As an avid tv show watcher I usually focus on some elements which make me decide if a tv show is worth my time or not. After the plot and the characters (and their style sometimes) there are the opening credits, a sort of business card of the show itself. I hate when there are no opening credits and I highly enjoy them when they’re good. This is the case of the credits of Pretty Little Liars and Ripper Street, for example: they beautifully introduce each episode re-working the main theme of the show and its imagery. I’ve recently binge-watched the first season of the new it show – Jenji Kohan’s Orange Is the New Black, based on a novel by Piper Kerman – and its opening credits have immediately entered my favourite list. Regina Spektor wrote and sang the theme You’ve Got Time (whose lyrics directly refer to the story told by the show), while the visuals were designed by Thomas Cobb Group, referencing yet again to the show in a different way.

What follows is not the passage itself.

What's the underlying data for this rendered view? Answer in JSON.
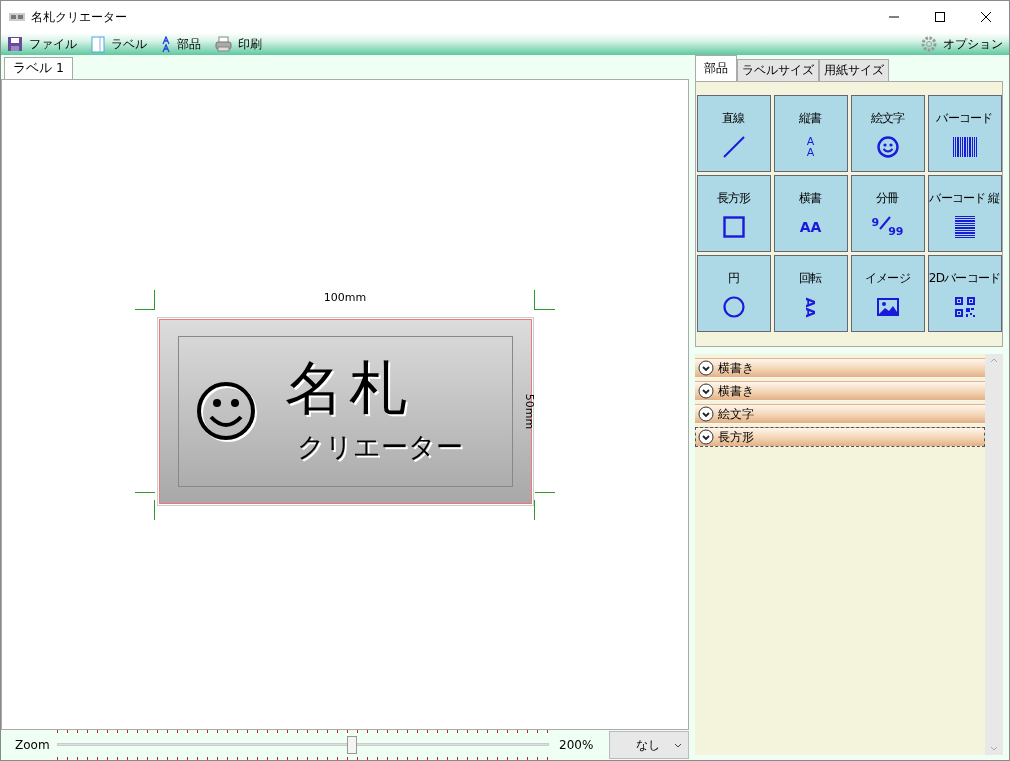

One of the peaks of Orange Is the New Black is the diversity of the stories told and of its protagonists, who not only have different backgrounds, levels of education, ethnicities and differ from a physical point of view, too. None of the actresses acting in the show are in the opening credits , but Kohan wanted to keep a high level of authenticity nonetheless. For this reason, all the women portrayed by Michael Trim and Thomas Cobb in New York and Los Angeles were previously incarcerated, just like the protagonists of the show. Writing a show without taking a dip into the wide sea of stereotypes is very hard but Kohan did her best to steer clear from it, and this approach is mirrored by the credits, too. Those we see (their eyes and mouths, to be precise) are not the classic airbrushed women we usually see on tv but are portrayed in all their flaws – wrinkles, undereye bags, skin marks, moles, acne scars and clogged pores. God knows if we need such a plausible portrayal of women on tv!

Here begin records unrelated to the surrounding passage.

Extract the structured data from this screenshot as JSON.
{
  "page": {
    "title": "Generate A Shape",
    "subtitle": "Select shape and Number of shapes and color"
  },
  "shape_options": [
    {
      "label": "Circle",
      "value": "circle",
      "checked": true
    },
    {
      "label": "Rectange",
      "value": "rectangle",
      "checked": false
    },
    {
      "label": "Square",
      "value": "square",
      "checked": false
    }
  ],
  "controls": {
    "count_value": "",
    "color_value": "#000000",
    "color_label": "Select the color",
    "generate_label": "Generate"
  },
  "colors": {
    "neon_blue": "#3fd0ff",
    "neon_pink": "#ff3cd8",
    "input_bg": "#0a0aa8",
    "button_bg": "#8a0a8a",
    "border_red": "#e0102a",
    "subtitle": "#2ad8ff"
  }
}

As a visually-obsessed blogger, it’s easy to see why the opening credits have had such an appeal on me. The point is that I’m a make-up addict, too, so I screencapped all the sequence and kept some shots only. The concept behind the credits is interesting and thoroughly relevant, but I’m a vain girl, so here is a breakdown of all the shots portraying a woman sporting black eyeliner, mascara or eyepencil .
Painted-on eyebrows, silvery eyeshadow and double crease effect with black eyepencil, black eyeliner on the upper lashline, black eyepencil on the lower lashline and in the waterline, black mascara on upper and lower lashes.
Seeing all these diverse beauties one after the other is a unique experience, which sounds like a new direction which I hope will be followed by other tv shows. While watching the 13 episodes of OITNB’s first season, I never skipped the credits but watched them carefully, so as to catch all the details of each portrait, especially those featuring make-up. My concern was about eyeliner and the question on my mind was: “What will black eyeliner look on me when I’m an old and wrinkled lady?”. Judging by how the middle-aged women in the credits proudly sport thick black lines on their upper lashlines, I guess I will be able to wear it for many years to come.
Before closing, just a note about the title. If you’ve watched the show you’ll probably remember Alex Vause (Laura Prepon) saying something about her habit of wearing black eyeliner. While looking for the exact quote, I found another quote (from Will Grayson, Will Grayson by John Green and David Levithan) which I found perfect for this post. Talk about serendipity!
 Piper Kerman appears in the credits: she’s the blue-eyed woman blinking at the 1:02 mark.
 In 2009 (yes, 4 years ago) I wrote a post about eyeliner because it’s an item which holds a special place in my make-up stash.